Flashbacks: 1991

Oh my goodness. I have virtually seen nothing from ’91. That’s not true. I’ve seen a couple. And some of what I have seen is quite good. But my regrettable haven’t seen list is not pretty (although the ugliest for sure will come in 1994).

5. My Girl

See how sad this list is? Now, I don’t want to take anything away from one of the sweetest movies, but it’s not exactly top 5 material. But here it is and I’m not that ashamed. Macaulay Culkin is illegally cute and depressing. I still get a little misty-eyed when I think of bee allergies. And the girl, Anna Chlumsky, is quite endearing and doesn’t not carry the film. This is the single perfect movie to watch on a gloomy Mother’s Day at 2:00 PM. It just has that kind of home-grown happy times feel, despite being horribly sad. Either way, a hallmark in gushy cinema of the ’90s.

4. City Slickers

I swear the next movie will be phenomenal. Although City Slickers is pretty damn funny. You have Billy Crystal at his comedic peak, a hilarious and gritty performance from Jack Palance, and I also think this is the movie where a cow goes into labor. Instant classic. And my affinity for the comedy western genre has just recently been touched upon with my new found love of Cat Ballou. Are there any other good comedy westerns? Oh! And P.S. Director Ron Underwood’s other great movie is Tremors. His resume is truly legendary.

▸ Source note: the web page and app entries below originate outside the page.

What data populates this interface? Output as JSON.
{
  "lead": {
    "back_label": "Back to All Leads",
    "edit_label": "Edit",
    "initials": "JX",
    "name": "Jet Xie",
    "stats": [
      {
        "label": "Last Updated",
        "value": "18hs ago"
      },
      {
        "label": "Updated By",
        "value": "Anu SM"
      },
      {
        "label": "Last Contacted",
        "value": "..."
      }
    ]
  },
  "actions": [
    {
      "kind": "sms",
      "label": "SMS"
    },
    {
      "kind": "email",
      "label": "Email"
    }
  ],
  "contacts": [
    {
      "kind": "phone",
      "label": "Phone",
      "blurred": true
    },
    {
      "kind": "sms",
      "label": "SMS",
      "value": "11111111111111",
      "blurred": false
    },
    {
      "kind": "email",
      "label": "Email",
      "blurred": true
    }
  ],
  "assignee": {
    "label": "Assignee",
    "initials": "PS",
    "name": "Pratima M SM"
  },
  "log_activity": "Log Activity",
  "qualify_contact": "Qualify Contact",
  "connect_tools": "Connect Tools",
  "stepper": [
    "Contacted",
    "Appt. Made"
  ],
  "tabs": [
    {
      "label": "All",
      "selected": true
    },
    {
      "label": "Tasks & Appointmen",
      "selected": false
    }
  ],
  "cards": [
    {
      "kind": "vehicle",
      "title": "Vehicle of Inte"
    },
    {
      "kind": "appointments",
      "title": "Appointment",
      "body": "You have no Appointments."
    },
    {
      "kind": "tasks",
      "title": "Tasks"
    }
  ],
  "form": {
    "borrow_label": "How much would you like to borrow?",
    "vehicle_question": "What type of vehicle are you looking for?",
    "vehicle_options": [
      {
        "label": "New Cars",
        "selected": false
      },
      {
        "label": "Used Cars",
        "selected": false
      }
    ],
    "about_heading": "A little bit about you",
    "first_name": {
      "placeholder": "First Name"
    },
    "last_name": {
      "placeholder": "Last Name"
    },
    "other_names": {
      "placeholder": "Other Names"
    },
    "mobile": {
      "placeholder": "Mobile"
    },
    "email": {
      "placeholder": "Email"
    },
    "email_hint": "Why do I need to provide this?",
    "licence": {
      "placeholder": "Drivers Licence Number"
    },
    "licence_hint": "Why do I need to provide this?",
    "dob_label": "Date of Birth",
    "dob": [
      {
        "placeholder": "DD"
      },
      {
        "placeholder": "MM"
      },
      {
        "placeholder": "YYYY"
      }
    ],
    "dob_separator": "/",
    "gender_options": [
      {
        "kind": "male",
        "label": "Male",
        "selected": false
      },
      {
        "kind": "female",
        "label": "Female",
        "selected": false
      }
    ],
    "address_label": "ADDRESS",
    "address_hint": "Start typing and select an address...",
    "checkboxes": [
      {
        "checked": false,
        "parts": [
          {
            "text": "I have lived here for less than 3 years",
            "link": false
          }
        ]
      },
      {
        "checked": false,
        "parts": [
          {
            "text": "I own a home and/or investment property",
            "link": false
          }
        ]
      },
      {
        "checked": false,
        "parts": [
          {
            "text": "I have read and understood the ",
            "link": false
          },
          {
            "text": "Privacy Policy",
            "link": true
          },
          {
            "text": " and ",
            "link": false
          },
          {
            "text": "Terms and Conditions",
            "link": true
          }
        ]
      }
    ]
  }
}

3. Cape Fear

Here’s where things get cooking. Maybe one of the least respected Scorsese/De Niro combinations, but it still is a doozy. As Nick Nolte and family try to deal with Robert De Niro’s fearsome Max Cady, Scorsese creates a tension that is truly palpable. This just rides on so much tension. And Scorsese keeps the audience right where he wants them at all times. Never before in a film have I shouted so loudly and frequently at a main character as when throughout the whole film Nolte lets his emotions and fear get the best of him. This film displays the tension between society and paranoia better than most others who have tried while never letting the fear go from the audience. It also expertly uses the REAL LIFE location of Cape Fear.

2. The Silence of the Lambs

No 1991 list is complete without this classic horror film. From easily quotable jabs from Anthony Hopkins’ Hannibal Lecter to the horrifying images of Buffalo Bill dancing with his you-know-what tucked in you-know-where. Jonathan Demme created a truly eerie film that has seeped into pop culture so deep, that people who haven’t seen the film can quote it. That’s really saying something. Unlike most of America, my favorite moments all involve Bufflo Bill. I think Ted Levine gives a truly chilling performance. Not to say that Lecter isn’t creepy too. I just always felt (a little) safer because he’s behind bars. This also is the most recent film to sweep the big 5 awards at the Oscars. So Congrats to Demme, Foster, Hopkins, and Ted Tally for their reigning place in Oscar trivia absurdia.

1. Beauty and the Beast

Maybe this is sentimental. Or maybe it’s because it’s phenomenal. The opening sequence with the stained glass windows is beautiful; the songs are all catchy, memorable, and filled with the delightful lyrics of Howard Ashman, not to mention being Alan Menken’s finest; the jokes still crack me up; the whimsy and magic of inanimate objects coming to life is refreshing and exciting every time. What I’m trying to say is, this movie is near perfect. It best shows the Disney trend of “be true to yourself” idea through Belle’s passion for literature. It speaks to the power of family, friendship, and most importantly, love. And my all time favorite line – “If it’s not baroque, don’t fix it!”

Regrettable Haven’t Seens:




Thelma & Louise

Barton Fink